The transpersonal experience involves a view of life where boundaries are arbitrary, solid matter does not exist anywhere other than in our perceptions. Life is made up of a collection of patterns, it is not linear as we have been told to believe. If there is a god then it is in the splendour of a living and regenerative universe, of which we are all a part.

We know a lot about the transpersonal  through the work of Einstein’s theory of relativity, but more particularly through the work of scientist Robert Sheldrake and the New Science of Life, which is constantly being added to in the context of quantum theories and those elements, which allow for the reverse flow of time.  Although we cannot say for sure that this flow of movement in time relates to matters of ancestry or history, what we can say for sure is that it does relate to an ever shifting consciousness, which has its roots in the unconscious.

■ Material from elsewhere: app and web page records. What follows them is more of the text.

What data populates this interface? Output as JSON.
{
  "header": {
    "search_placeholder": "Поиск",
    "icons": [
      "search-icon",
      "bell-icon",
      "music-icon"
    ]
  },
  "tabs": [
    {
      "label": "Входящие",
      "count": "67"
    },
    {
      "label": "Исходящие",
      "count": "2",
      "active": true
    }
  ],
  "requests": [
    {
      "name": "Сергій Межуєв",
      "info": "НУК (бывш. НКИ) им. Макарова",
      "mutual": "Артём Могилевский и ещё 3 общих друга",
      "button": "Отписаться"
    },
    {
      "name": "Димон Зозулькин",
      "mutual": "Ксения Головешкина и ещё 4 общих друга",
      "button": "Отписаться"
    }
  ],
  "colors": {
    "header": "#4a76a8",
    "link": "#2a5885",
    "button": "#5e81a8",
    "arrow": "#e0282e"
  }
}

Perhaps the most common way to tap into the unconscious has been through hypnosis, something which most people are familiar with, but there are other less invasive ways to explore inner worlds.  I use art, movement, music, connected breathing, dreamwork/visualization, making images out of unconnected pieces of material and more… I also have a very different view of therapy to most.   I  work to help people to become their own therapist, healer and life-world manager. Every member of my group(s) becomes a helper, there is no leader. When questions are raised everyone has a rightful answer because everyone’s path is different.  My groups appear to endure for years, not weeks or months, which I believe speaks to the effectiveness of my method of bringing about mindfulness, my own as well as that of others; something everyone must do for themselves.